Closing the Strategy Gap

The IT department has a lot of potential for defending the company, but they can’t do it alone. What is lacking, however, are the cyber strategy threads that weave together IT, HR, and employees to construct a safe framework designed to keep everyone involved one step ahead.

HR can significantly aid in this endeavor through active training of workers. Changes in employee behavior put the organization at risk before being taught how to spot suspicious emails and other security threats. But expecting every worker to attend training sessions on new cyber hazards they might face is impractical (if not impossible), and how would you evaluate success?

How to Build Your Cybersecurity Talent Pipeline?

In the realm of cyber security, the tried-and-true “check box” method falls short because of the necessity of quantifying employee compliance with the company’s IT standards and pinpointing areas where more training is required. Realizing this during a cyber attack is like closing the stable door after the horse has gone.

Recognizing IT as a partner of HR to assist in meeting employee needs and providing an optimum environment is a crucial part of bridging this gap. A feature of DEX is called “sentiment analysis,” and it’s used to gauge how people feel about IT systems already in place to make sure they’re not causing any problems with productivity or morale. If problems with tools or equipment produce digital friction, this study can be used to rebalance the firm.

Reliance on antiquated IT infrastructure results in increased IT costs and decreased satisfaction among hybrid employees. As a result, productivity in the workplace drops, which hurts a company’s bottom line.

New Approaches to Training

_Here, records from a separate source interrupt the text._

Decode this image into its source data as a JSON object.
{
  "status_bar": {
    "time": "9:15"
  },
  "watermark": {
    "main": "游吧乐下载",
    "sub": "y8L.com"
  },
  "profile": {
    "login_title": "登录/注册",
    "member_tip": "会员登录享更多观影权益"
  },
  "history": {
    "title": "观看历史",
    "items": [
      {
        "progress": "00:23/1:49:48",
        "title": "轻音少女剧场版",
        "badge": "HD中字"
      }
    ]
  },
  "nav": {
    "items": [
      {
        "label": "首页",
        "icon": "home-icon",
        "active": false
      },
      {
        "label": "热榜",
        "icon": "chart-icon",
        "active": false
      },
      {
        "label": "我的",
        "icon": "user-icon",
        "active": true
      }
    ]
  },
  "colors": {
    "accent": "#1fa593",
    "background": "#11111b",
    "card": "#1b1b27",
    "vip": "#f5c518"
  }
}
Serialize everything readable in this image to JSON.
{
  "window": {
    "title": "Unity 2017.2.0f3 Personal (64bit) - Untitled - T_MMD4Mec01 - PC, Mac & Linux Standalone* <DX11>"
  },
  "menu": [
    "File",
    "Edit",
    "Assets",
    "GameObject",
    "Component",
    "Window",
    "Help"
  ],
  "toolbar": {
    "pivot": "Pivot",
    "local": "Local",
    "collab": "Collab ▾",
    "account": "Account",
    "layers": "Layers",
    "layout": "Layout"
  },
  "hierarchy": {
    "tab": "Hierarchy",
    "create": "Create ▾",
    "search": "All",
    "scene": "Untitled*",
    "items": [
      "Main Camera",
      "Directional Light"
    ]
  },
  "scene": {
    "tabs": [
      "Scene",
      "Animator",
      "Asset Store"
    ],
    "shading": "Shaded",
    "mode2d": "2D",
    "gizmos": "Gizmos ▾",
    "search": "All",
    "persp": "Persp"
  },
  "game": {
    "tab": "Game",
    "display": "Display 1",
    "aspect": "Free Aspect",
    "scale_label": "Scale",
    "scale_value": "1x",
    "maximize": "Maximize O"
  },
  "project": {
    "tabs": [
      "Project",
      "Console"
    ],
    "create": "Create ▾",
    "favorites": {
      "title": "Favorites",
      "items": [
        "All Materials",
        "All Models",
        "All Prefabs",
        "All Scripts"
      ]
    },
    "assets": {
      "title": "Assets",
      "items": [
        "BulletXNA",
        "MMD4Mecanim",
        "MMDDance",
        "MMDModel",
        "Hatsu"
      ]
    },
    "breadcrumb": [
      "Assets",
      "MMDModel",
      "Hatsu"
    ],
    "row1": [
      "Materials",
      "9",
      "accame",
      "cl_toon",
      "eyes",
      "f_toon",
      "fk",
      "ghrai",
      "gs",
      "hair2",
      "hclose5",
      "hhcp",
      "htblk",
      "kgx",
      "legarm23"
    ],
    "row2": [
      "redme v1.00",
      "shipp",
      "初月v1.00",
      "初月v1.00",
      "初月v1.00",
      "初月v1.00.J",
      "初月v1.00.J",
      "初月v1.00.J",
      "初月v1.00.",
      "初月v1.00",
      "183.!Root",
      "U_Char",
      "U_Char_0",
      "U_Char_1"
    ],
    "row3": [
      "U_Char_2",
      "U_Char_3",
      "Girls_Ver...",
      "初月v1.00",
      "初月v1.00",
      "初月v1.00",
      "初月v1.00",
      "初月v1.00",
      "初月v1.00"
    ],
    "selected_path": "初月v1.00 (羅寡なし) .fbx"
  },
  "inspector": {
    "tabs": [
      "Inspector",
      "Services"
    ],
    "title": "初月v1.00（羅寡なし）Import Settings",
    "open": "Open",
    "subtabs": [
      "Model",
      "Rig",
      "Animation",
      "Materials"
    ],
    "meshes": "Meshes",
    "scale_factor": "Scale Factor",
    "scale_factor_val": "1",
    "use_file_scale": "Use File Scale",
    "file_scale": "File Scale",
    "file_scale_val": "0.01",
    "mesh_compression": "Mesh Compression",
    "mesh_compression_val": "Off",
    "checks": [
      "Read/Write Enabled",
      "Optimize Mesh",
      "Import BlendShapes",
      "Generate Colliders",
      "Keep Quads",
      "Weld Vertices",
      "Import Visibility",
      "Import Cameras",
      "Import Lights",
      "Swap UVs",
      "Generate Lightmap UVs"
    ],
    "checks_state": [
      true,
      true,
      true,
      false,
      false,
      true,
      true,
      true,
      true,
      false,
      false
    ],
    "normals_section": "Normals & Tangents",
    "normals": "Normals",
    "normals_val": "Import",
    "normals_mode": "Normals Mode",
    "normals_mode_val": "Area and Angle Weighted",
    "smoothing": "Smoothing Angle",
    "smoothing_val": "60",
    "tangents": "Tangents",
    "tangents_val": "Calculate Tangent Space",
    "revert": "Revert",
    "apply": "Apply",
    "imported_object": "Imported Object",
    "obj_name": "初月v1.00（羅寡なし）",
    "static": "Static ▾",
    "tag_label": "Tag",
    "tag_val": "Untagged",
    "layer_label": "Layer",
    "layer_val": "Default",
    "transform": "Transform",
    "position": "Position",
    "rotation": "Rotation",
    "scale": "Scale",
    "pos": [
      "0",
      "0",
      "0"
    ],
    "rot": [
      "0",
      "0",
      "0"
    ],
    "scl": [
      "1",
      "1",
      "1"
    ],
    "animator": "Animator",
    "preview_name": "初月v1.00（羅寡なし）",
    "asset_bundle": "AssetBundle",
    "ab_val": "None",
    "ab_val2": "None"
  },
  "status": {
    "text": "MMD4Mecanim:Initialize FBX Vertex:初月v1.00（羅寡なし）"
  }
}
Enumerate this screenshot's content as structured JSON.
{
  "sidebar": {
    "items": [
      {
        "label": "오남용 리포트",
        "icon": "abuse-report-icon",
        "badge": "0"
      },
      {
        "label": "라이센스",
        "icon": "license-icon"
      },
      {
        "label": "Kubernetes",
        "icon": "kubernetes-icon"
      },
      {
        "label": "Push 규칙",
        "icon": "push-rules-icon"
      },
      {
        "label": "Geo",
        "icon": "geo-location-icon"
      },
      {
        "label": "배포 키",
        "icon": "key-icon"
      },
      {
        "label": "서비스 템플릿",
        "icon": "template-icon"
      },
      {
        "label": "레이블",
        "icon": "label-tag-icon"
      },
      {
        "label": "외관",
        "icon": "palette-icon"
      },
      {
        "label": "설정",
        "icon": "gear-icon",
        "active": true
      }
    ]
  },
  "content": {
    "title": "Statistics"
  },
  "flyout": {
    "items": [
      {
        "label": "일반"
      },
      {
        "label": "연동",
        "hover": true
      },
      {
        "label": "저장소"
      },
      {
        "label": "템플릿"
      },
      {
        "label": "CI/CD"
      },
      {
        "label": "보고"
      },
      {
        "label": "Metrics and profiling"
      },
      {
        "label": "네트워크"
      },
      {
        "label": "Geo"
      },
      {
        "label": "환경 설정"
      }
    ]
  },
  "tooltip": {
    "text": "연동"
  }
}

Workers must be exposed to novel hazards in a controlled environment to acquire the skills necessary to mitigate them rapidly. An excellent approach to accomplish this is security awareness training (SAT), which, when combined with the appropriate software, may effectively serve as a bridge between employees, HR, and IT. For instance, the HR and IT departments can use the SAT solution to coordinate simulated phishing campaigns, in which dummy emails are sent to staff, and the recipients’ responses are used to determine where additional training is required. The sophistication of these simulations can increase with each new method hackers use.

Integration of security awareness training solutions into an organization’s IT infrastructure is straightforward, providing IT and HR departments with data they can use to evaluate and enhance the company’s security posture through continuous staff education and monitoring. This implementation can only be achieved by the successful collaboration between Cyber Security and HR teams.

One of the largest problems for workers is seeking help when they need it, such as when they are about to do something risky or illegal but are unaware of the consequences. The most effective security awareness training systems keep tabs on employee activity as they use apps, transfer files, and plug in USB keys, providing timely interventions to improve security practices. This detects when a user is engaging in potentially dangerous behavior and prompts instantaneous small ‘nudges’ that teach and enforce new habits among employees. Human resources and information technology would be notified promptly, and repeat offenders would be singled out for additional education. It can also be used to spot patterns in behavior that suggest additional cross-disciplinary instruction is warranted.

Humans as Barriers: Our Greatest Defence

Most workers whose jobs permit it will spend two or more days a week working from home. Employers should prepare for this expectation by incorporating it into their cyber strategy since it will likely be something candidates for new positions will seek.

Collaboration between Cyber Security and HR teams is a must. Whether employees are at home or in an office, they must be trained to act as a “human firewall” to protect the company from outside threats. When properly implemented, security awareness training may be a crucial part of a company’s cyber security strategy, allowing it to monitor and adapt to the ever-changing nature of cyber threats and provide its employees with the most up-to-date, relevant training possible at any given time.